# WORK INSTRUCTION
Scan the records for the string "username"; copy each line where it occurs.

# DATA EXCERPTS
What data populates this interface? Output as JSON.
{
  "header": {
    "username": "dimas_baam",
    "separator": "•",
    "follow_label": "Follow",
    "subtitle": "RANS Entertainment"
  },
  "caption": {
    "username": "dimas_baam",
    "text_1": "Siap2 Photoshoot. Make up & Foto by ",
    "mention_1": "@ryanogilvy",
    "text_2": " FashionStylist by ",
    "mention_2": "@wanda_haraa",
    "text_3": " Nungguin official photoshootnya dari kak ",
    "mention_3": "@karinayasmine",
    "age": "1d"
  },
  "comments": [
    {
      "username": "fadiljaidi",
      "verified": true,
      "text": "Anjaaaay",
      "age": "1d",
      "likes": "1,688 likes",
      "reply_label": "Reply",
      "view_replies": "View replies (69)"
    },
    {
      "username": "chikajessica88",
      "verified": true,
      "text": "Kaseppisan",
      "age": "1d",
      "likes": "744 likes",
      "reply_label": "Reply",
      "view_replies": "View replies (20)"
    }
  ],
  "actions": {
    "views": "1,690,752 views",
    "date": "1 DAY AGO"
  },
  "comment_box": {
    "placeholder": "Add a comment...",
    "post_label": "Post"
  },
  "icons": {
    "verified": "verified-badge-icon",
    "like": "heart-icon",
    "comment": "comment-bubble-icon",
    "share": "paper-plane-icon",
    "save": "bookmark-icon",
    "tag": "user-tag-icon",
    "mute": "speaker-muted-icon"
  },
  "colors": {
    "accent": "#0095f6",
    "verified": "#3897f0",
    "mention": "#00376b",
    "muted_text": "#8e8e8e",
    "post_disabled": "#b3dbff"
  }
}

# TASK OUTPUT
    "username": "dimas_baam",
    "username": "dimas_baam",
      "username": "fadiljaidi",
      "username": "chikajessica88",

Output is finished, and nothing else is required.